We meet the former British soldiers in Ukraine just outside a school, a couple of kilometres from the border with Poland. They are waiting for a minibus to transport them, along with other recruits, to Lviv.
“I just can’t sit at home and watch what’s going on and carry on as usual,” says CJ Darton, who served for seven years with the Royal Anglian Regiment.
When Russia invaded Ukraine in February, he almost immediately began making plans to volunteer.
“If you’re not fighting in someone else’s street, does it end up in yours? Do my kids become a target? Do my mates’ kids?”
Between them, the three men have 19 years of experience in the British military, and all did tours in Afghanistan.
After exchanging messages online, they met for the first time at Stansted airport as they waited to catch a £20 Ryanair flight to the Polish city of Krakow.

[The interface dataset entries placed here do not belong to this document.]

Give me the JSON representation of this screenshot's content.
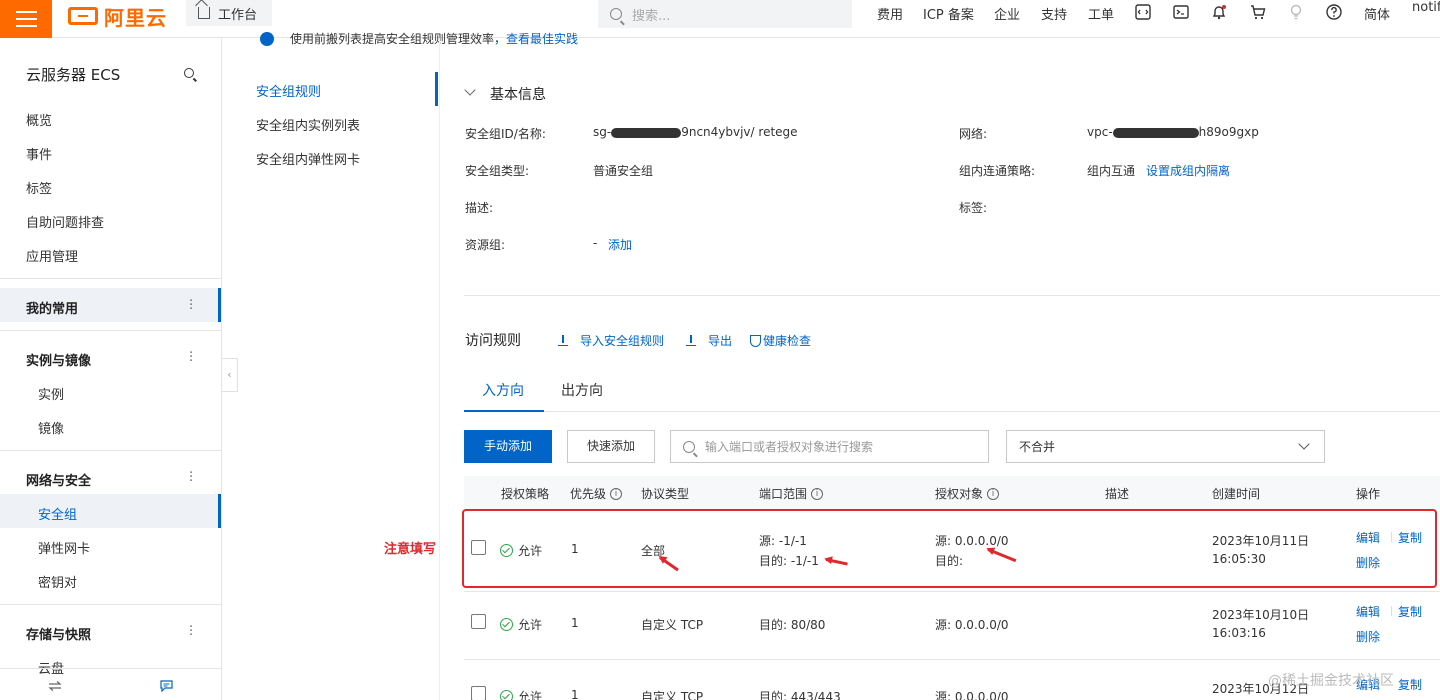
{
  "topbar": {
    "logo_text": "阿里云",
    "workbench": "工作台",
    "search_placeholder": "搜索...",
    "nav": [
      "费用",
      "ICP 备案",
      "企业",
      "支持",
      "工单"
    ],
    "lang": "简体",
    "user_partial": "notif"
  },
  "notice": {
    "text": "使用前搬列表提高安全组规则管理效率，",
    "link": "查看最佳实践"
  },
  "sidebar": {
    "title": "云服务器 ECS",
    "items": [
      "概览",
      "事件",
      "标签",
      "自助问题排查",
      "应用管理"
    ],
    "groups": {
      "favorites": "我的常用",
      "instances": "实例与镜像",
      "network": "网络与安全",
      "storage": "存储与快照"
    },
    "instance_sub": [
      "实例",
      "镜像"
    ],
    "network_sub": [
      "安全组",
      "弹性网卡",
      "密钥对"
    ],
    "storage_sub": [
      "云盘"
    ]
  },
  "subnav": [
    "安全组规则",
    "安全组内实例列表",
    "安全组内弹性网卡"
  ],
  "basic_info": {
    "title": "基本信息",
    "id_label": "安全组ID/名称:",
    "id_value_prefix": "sg-",
    "id_value_suffix": "9ncn4ybvjv/ retege",
    "network_label": "网络:",
    "network_prefix": "vpc-",
    "network_suffix": "h89o9gxp",
    "type_label": "安全组类型:",
    "type_value": "普通安全组",
    "policy_label": "组内连通策略:",
    "policy_value": "组内互通",
    "policy_link": "设置成组内隔离",
    "desc_label": "描述:",
    "tag_label": "标签:",
    "resgroup_label": "资源组:",
    "resgroup_value": "-",
    "resgroup_link": "添加"
  },
  "rules": {
    "title": "访问规则",
    "import": "导入安全组规则",
    "export": "导出",
    "health": "健康检查",
    "tab_in": "入方向",
    "tab_out": "出方向",
    "btn_manual": "手动添加",
    "btn_quick": "快速添加",
    "search_placeholder": "输入端口或者授权对象进行搜索",
    "select_value": "不合并",
    "headers": [
      "授权策略",
      "优先级",
      "协议类型",
      "端口范围",
      "授权对象",
      "描述",
      "创建时间",
      "操作"
    ],
    "info_glyph": "i",
    "edit": "编辑",
    "copy": "复制",
    "delete": "删除",
    "rows": [
      {
        "policy": "允许",
        "priority": "1",
        "protocol": "全部",
        "port1": "源: -1/-1",
        "port2": "目的: -1/-1",
        "target1": "源: 0.0.0.0/0",
        "target2": "目的:",
        "date": "2023年10月11日",
        "time": "16:05:30"
      },
      {
        "policy": "允许",
        "priority": "1",
        "protocol": "自定义 TCP",
        "port1": "目的: 80/80",
        "port2": "",
        "target1": "源: 0.0.0.0/0",
        "target2": "",
        "date": "2023年10月10日",
        "time": "16:03:16"
      },
      {
        "policy": "允许",
        "priority": "1",
        "protocol": "自定义 TCP",
        "port1": "目的: 443/443",
        "port2": "",
        "target1": "源: 0.0.0.0/0",
        "target2": "",
        "date": "2023年10月12日",
        "time": ""
      }
    ]
  },
  "annotation": "注意填写",
  "watermark": "@稀土掘金技术社区"
}
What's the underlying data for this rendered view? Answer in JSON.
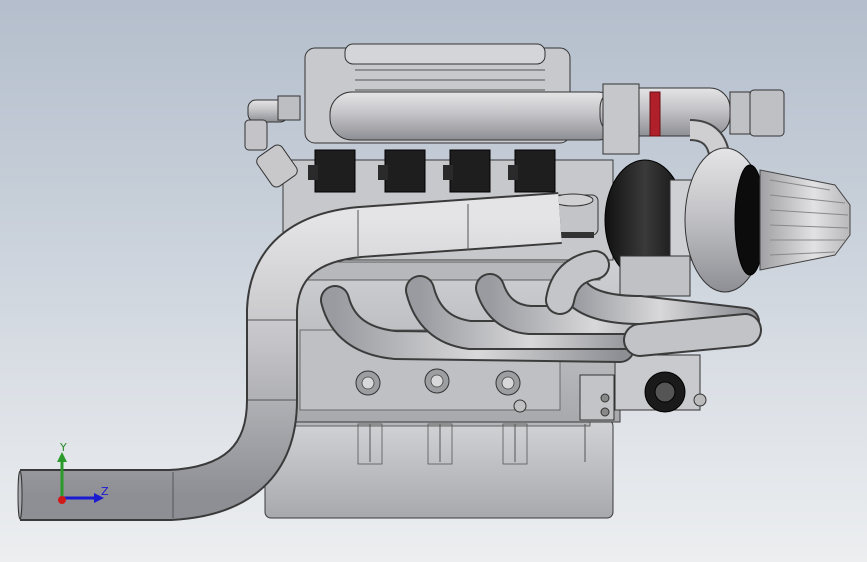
{
  "view": {
    "background_top": "#b4becc",
    "background_bottom": "#eceef0"
  },
  "model": {
    "metal": "#c9c9cc",
    "metal_dark": "#8f9095",
    "coil_color": "#1a1a1a",
    "turbo_housing": "#202020",
    "accent_ring": "#b0202a",
    "filter": "#d6d6d8"
  },
  "triad": {
    "y_label": "Y",
    "z_label": "Z",
    "y_color": "#2a9a2a",
    "z_color": "#1a1ad0",
    "x_color": "#d01a1a"
  }
}
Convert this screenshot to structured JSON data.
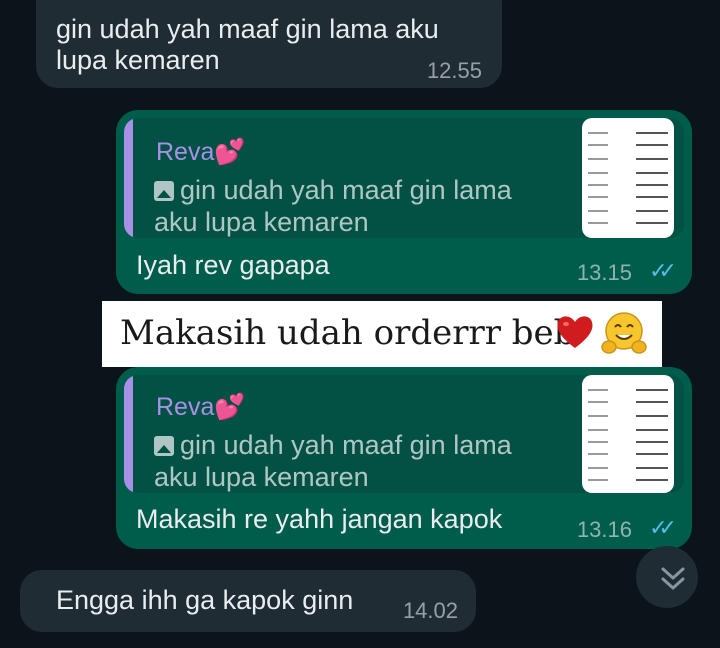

“We were stopped by police on the way out,” recounts Kieran Perkins, 35, who works as a plumber near Brighton. “They said ‘fair play to you’. As far as I’m aware we’re not doing anything wrong.”
Plans in secret
Hundreds of former British soldiers who have completed their time in the armed services have said they want to go to Ukraine to fight or help with medical or humanitarian efforts.
Many told the BBC earlier this month that they are getting mixed messages from the government about whether they should go.
The legal position at home is vague. In February, Foreign Secretary Liz Truss encouraged people to go, only for Downing Street to advise people “with no combat experience” not to. The Ministry of Defence, meanwhile, says it may be against the law and could lead to prosecution.
That first night in Poland the men slept out outside Przemyśl railway station, before walking across into Ukraine the following morning. Elliott Davies, a construction worker from Colchester, Essex, and CJ had both told their families where they were going.
Kieran, a father of four, had not.
The former armoured vehicle driver with the Princess of Wales’ Royal Regiment didn’t tell the children’s mothers, he says, trying to suppress a smile.
“I didn’t even tell my mum. I just thought because I’m only away for a short period of time… I didn’t want to worry anyone.”BBCWhere will it stop? Who else could suffer if we don’t do something? Elliot
Former Grenadier Guardsman
Kieran is not planning on a long war. He only wants to stay in Ukraine for two or three weeks before returning home, explaining that he has childcare responsibilities and a birthday coming up.
“I’m not expecting to get to the front line in that time. But if everyone chips in to help then it takes the weight off the people that are really working hard right at the front line.”
By contrast, Elliott says he’s in Ukraine for as long as it takes.
“I’ll help out wherever I can in the field,” he says. “Anywhere from back to front.”
Bearded, with long, curly hair, the 28-year-old served for seven years with the Grenadier Guards and says he is ready, if necessary, to die in Ukraine.
“Where will it stop? Who else could suffer if we don’t do something?”
Also waiting by the side of the road is an American ex-marine, Nate Vance. A consultant in the oil and gas industry, he felt it was his duty to come and see what he could do.
“If somebody was bombing the United States and bombing civilian-occupied areas and my children were in those civilian-occupied areas, I would want anyone and everyone that could help.”
And how would he respond to those who say this war is a long way from the United States?
“So was Germany in World War Two. If he [Russian President Putin] gets away with it and he’s successful, it just encourages more of that behaviour.”
As they chat to us the men somehow manage to miss the minibus supposed to transport them and other prospective recruits to the city of Lviv.
So they board a regular bus, and end up chatting to Julia, who has just dropped her daughter at the border to travel into the European Union as a refugee.
“Thank you very much that you have come here to help,” she tells them. “Our Ukrainian soldiers are also very brave, very brave.”
The men now have a choice to make. One option is to sign up with Ukraine’s International Legion. That could mean committing to stay for the duration of the war. In return they’d get paid the same as rank-and-file Ukrainian soldiers.
A more flexible choice is to remain unattached, and link up with other British former soldiers who are already fighting at the front line, bypassing what might turn out to be painful Ukrainian bureaucracy.
As they prepare to leave I ask whether it was the excitement of war that had brought them to Ukraine.
“Anyone who thinks we’re war junkies or war tourists needs to stick to watching the news,” CJ says.
“There is no excitement to war. There’s nothing nice about dead kids at the side of the road.”